Whether to factories or household appliances, whether via the transmission system or local distribution grids, electrical current is transported as alternating current or AC throughout all of Germany. But high voltage direct current or HVDC can also be used to transport electricity across large distances.

Direct current (DC) technology is not new. Thomas Edision, the inventor of the light bulb, already used direct current to usher the USA into the electric age. In the end, however, alternating current became the worldwide standard for electricity transmission.

Advantages only for large distances

Direct current technology was given a new boost thanks to the development of converter technology with semiconductors. This made it possible to transform alternating current to direct current with little loss. This requires so-called converter stations at both ends of the line that transform alternating current from the transmission system to direct current and back.

Experience with both systems

The high voltage direct current transmission offers advantages for the transfer over very large distances, as the losses are lower compared to alternating current. The downside of HVDC is that the construction costs are much higher than for alternating current due to the need for converter stations. For this reason, HVDC is currently only suitable for point-to-point connections over large distances.

Example of a converter station

For over ten years, 50Hertz has been operating the Kontek cable together with the Danish system operator Energinet.dk. The Kontek cable is an HVDC link that connects Germany and Denmark via the Baltic Sea. The line is about 170 kilometres in length. With its voltage level of 400 kV, it has a transfer capacity of 600 MW. The onshore connection point is the converter station in the Bentwisch substation near Rostock.

Efficiency is decisive

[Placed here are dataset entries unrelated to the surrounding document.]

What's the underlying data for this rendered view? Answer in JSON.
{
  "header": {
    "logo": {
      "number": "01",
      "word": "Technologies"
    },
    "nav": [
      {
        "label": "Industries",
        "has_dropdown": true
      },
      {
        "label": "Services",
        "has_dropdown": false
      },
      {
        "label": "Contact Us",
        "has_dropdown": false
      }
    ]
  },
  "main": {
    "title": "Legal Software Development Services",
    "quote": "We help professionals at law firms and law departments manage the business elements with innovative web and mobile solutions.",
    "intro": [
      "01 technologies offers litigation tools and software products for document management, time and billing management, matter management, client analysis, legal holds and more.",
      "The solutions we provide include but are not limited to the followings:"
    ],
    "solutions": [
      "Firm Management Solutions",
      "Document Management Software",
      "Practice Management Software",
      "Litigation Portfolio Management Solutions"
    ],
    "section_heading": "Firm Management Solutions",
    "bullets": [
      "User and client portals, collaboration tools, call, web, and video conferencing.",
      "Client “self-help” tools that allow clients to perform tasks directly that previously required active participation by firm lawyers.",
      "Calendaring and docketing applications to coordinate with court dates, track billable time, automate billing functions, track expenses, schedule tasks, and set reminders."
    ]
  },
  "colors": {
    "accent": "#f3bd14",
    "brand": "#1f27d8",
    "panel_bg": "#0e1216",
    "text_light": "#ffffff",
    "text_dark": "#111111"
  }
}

When choosing the transmission technology for the connection of wind farms in the Baltic Sea, 50Hertz decided in favour of the most efficient solution, namely alternating current.


Christian Brehm

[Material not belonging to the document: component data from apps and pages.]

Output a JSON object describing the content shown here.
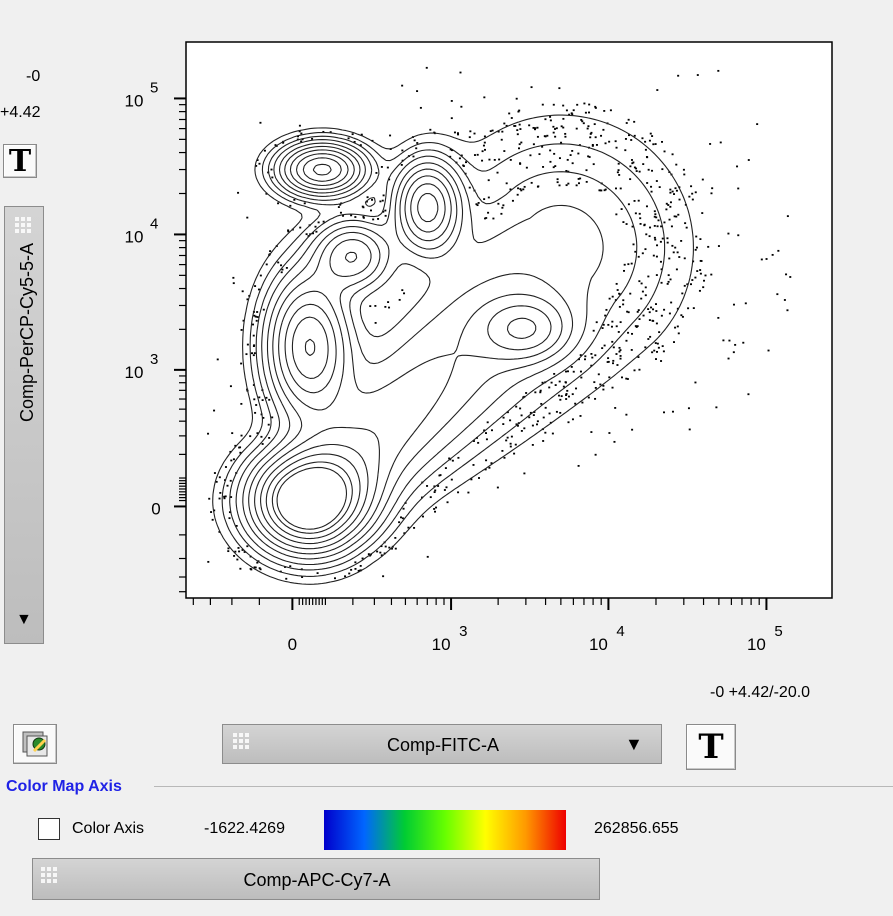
{
  "y_axis_panel": {
    "range_min": "-0",
    "range_max": "+4.42",
    "param_label": "Comp-PerCP-Cy5-5-A"
  },
  "x_axis_panel": {
    "range_text": "-0 +4.42/-20.0",
    "param_label": "Comp-FITC-A"
  },
  "toolbar": {
    "transform_glyph": "T"
  },
  "color_map": {
    "section_title": "Color Map Axis",
    "checkbox_label": "Color Axis",
    "checked": false,
    "min_value": "-1622.4269",
    "max_value": "262856.655",
    "param_label": "Comp-APC-Cy7-A",
    "gradient_colors": [
      "#0000cc",
      "#0066ff",
      "#00cc33",
      "#66ff00",
      "#ffff00",
      "#ff9900",
      "#ee0000"
    ]
  },
  "chart_data": {
    "type": "contour",
    "xlabel": "Comp-FITC-A",
    "ylabel": "Comp-PerCP-Cy5-5-A",
    "scale": "biexponential",
    "x_ticks": [
      {
        "label": "0",
        "exp": "",
        "value": 0
      },
      {
        "label": "10",
        "exp": "3",
        "value": 1000
      },
      {
        "label": "10",
        "exp": "4",
        "value": 10000
      },
      {
        "label": "10",
        "exp": "5",
        "value": 100000
      }
    ],
    "y_ticks": [
      {
        "label": "0",
        "exp": "",
        "value": 0
      },
      {
        "label": "10",
        "exp": "3",
        "value": 1000
      },
      {
        "label": "10",
        "exp": "4",
        "value": 10000
      },
      {
        "label": "10",
        "exp": "5",
        "value": 100000
      }
    ],
    "populations": [
      {
        "x": 50,
        "y": 20,
        "peak": 1.0
      },
      {
        "x": 50,
        "y": 1500,
        "peak": 0.8
      },
      {
        "x": 90,
        "y": 30000,
        "peak": 0.85
      },
      {
        "x": 700,
        "y": 16000,
        "peak": 0.7
      },
      {
        "x": 200,
        "y": 7000,
        "peak": 0.5
      },
      {
        "x": 3000,
        "y": 2000,
        "peak": 0.35
      }
    ]
  }
}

Public participation

Christian Brehm
Tel: +49 30 5150-3556
Fax: +49 30 5150-3112
E-Mail: christian.brehm@50hertz.com


The German electricity grid

The German electricity grid is organised in four levels. At the highest level, the supra-regional transmission grids, electricity is transmitted across long distances at a high voltage of 380 or 220 kilovolts from the large power plants to the consumption centres - and also to the European neighbours. The second level includes the distribution grids of the regional electricity companies. They distribute the electricity at a 110 kV voltage (high voltage) in a large area, and supply the large-scale industry. The third level includes the local grids (medium voltage at less than 110-kV) supplying the industry and commerce. The lowest voltage level (low voltage at less than 1 kV) is used to supply households and smaller enterprises. The different voltage levels are connected to each other by means of substations, where voltage is transformed to a higher or lower level.